Second, make sure you have a buffer in place that you can rely on if you need it. Having savings put aside for a rainy day can give you peace of mind and options at the end of the day. Having to stick with a job that you hate because you can’t afford a few weeks or a month without an income can add a lot of stress and strain. Consistently paying more on your home loan can also build up funds for emergencies as well as get you used to paying more when interest rates rise.

By Peter Ellis

The Borrowers Advocate, Lending Mate™

Peter is a trail blazing campaigner with a vision to put power back into the hands of borrowers. He was disheartened by an industry where home loans were less about the individuals borrowing the money and more about sales targets. Those impacted most were people that didn’t tick all the boxes to fit the ideal profile, who were often being left to fend for themselves.

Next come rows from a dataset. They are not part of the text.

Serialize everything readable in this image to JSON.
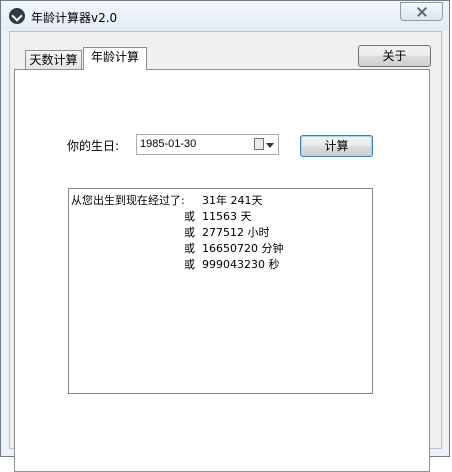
{
  "window": {
    "title": "年龄计算器v2.0"
  },
  "tabs": [
    {
      "label": "天数计算",
      "active": false
    },
    {
      "label": "年龄计算",
      "active": true
    }
  ],
  "about_button": "关于",
  "birthday": {
    "label": "你的生日:",
    "value": "1985-01-30"
  },
  "calc_button": "计算",
  "result": {
    "prefix": "从您出生到现在经过了:",
    "lines": [
      {
        "lead": "",
        "text": "31年 241天"
      },
      {
        "lead": "或",
        "text": "11563 天"
      },
      {
        "lead": "或",
        "text": "277512 小时"
      },
      {
        "lead": "或",
        "text": "16650720 分钟"
      },
      {
        "lead": "或",
        "text": "999043230 秒"
      }
    ]
  },
  "icons": {
    "app": "app-icon",
    "close": "close-icon",
    "calendar": "calendar-icon",
    "dropdown": "dropdown-arrow-icon"
  }
}
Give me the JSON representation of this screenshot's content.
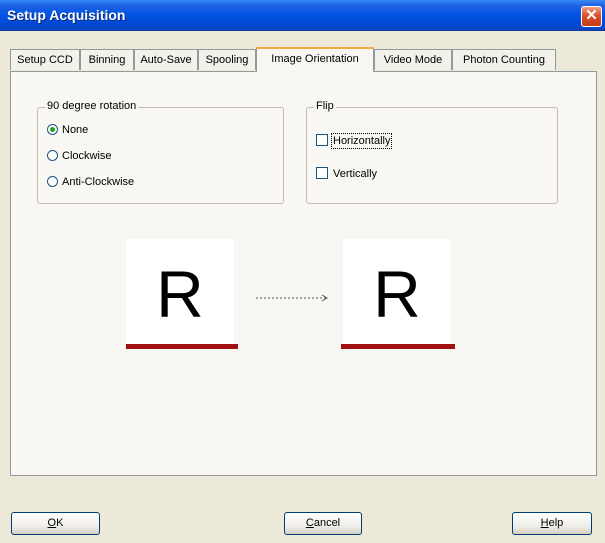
{
  "window": {
    "title": "Setup Acquisition",
    "close_glyph": "✕"
  },
  "tabs": [
    {
      "label": "Setup CCD"
    },
    {
      "label": "Binning"
    },
    {
      "label": "Auto-Save"
    },
    {
      "label": "Spooling"
    },
    {
      "label": "Image Orientation",
      "active": true
    },
    {
      "label": "Video Mode"
    },
    {
      "label": "Photon Counting"
    }
  ],
  "rotation": {
    "legend": "90 degree rotation",
    "selected": "None",
    "options": [
      {
        "label": "None"
      },
      {
        "label": "Clockwise"
      },
      {
        "label": "Anti-Clockwise"
      }
    ]
  },
  "flip": {
    "legend": "Flip",
    "options": [
      {
        "label": "Horizontally",
        "checked": false
      },
      {
        "label": "Vertically",
        "checked": false
      }
    ]
  },
  "preview": {
    "before_letter": "R",
    "after_letter": "R",
    "bar_color": "#a01010"
  },
  "buttons": {
    "ok": {
      "mnemonic": "O",
      "rest": "K"
    },
    "cancel": {
      "mnemonic": "C",
      "rest": "ancel"
    },
    "help": {
      "mnemonic": "H",
      "rest": "elp"
    }
  },
  "colors": {
    "titlebar": "#0054e3",
    "dialog_bg": "#ece9d8",
    "panel_bg": "#f8f7f3",
    "active_tab_accent": "#f5a93f"
  },
  "icons": {
    "close": "close-icon",
    "arrow": "arrow-right-icon"
  }
}
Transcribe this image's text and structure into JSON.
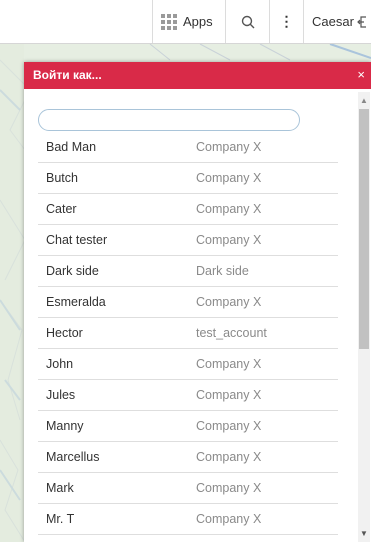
{
  "topbar": {
    "apps_label": "Apps",
    "search_icon": "magnifier",
    "more_icon": "vertical-ellipsis",
    "more_glyph": "⋮",
    "user_label": "Caesar",
    "exit_icon": "logout"
  },
  "dialog": {
    "title": "Войти как...",
    "close_glyph": "×",
    "search_placeholder": "",
    "accent_color": "#d92a48",
    "users": [
      {
        "name": "Bad Man",
        "company": "Company X"
      },
      {
        "name": "Butch",
        "company": "Company X"
      },
      {
        "name": "Cater",
        "company": "Company X"
      },
      {
        "name": "Chat tester",
        "company": "Company X"
      },
      {
        "name": "Dark side",
        "company": "Dark side"
      },
      {
        "name": "Esmeralda",
        "company": "Company X"
      },
      {
        "name": "Hector",
        "company": "test_account"
      },
      {
        "name": "John",
        "company": "Company X"
      },
      {
        "name": "Jules",
        "company": "Company X"
      },
      {
        "name": "Manny",
        "company": "Company X"
      },
      {
        "name": "Marcellus",
        "company": "Company X"
      },
      {
        "name": "Mark",
        "company": "Company X"
      },
      {
        "name": "Mr. T",
        "company": "Company X"
      }
    ]
  }
}
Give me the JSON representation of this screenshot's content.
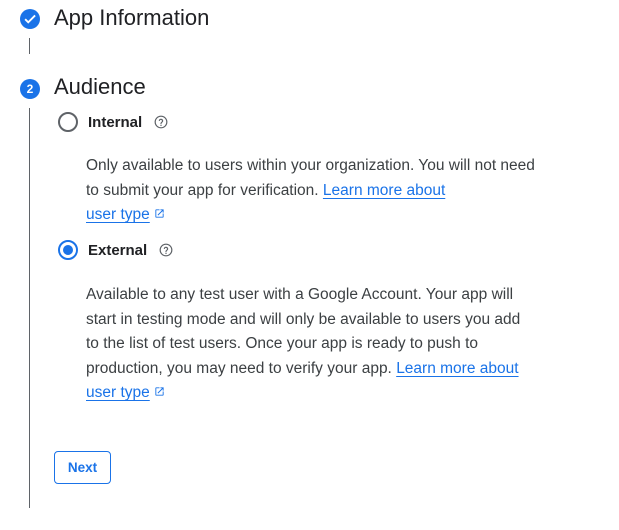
{
  "step1": {
    "title": "App Information",
    "status": "completed",
    "icon": "check-icon"
  },
  "step2": {
    "number": "2",
    "title": "Audience",
    "options": {
      "internal": {
        "label": "Internal",
        "selected": false,
        "description": "Only available to users within your organization. You will not need to submit your app for verification. ",
        "link_text_1": "Learn more about",
        "link_text_2": "user type"
      },
      "external": {
        "label": "External",
        "selected": true,
        "description": "Available to any test user with a Google Account. Your app will start in testing mode and will only be available to users you add to the list of test users. Once your app is ready to push to production, you may need to verify your app. ",
        "link_text_1": "Learn more about",
        "link_text_2": "user type"
      }
    },
    "next_label": "Next"
  },
  "colors": {
    "accent": "#1a73e8",
    "text": "#202124",
    "secondary_text": "#3c4043",
    "connector": "#5f6368"
  }
}
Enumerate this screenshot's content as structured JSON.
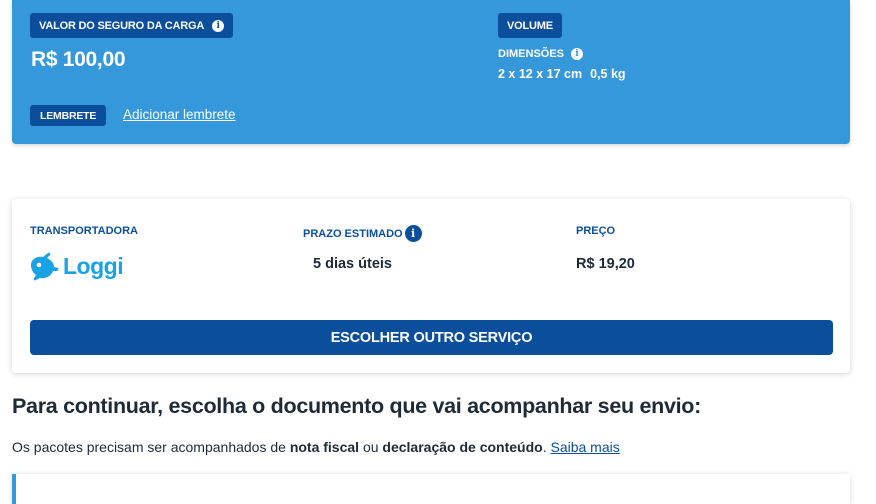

Lending Mate™ wants to restore this power imbalance and start a movement where borrowers get a fair go. Lending Mate™ is having someone on your side, genuinely working in your interest to enable you to get ahead financially. We aim to provide the information, help and guidance you need to put you back in control.

Disclaimer Statement:  Your full financial needs and requirements need to be assessed prior to any offer or acceptance of a loan product.

 

Free From Financial Worries Pty Ltd trading as Lending Mate™ (ABN 88 134 812 165), Credit Representative number 442518 is an authorised representative of Connective Credit Services Pty Ltd (ABN: 51 143 651 496), Credit License number 389328.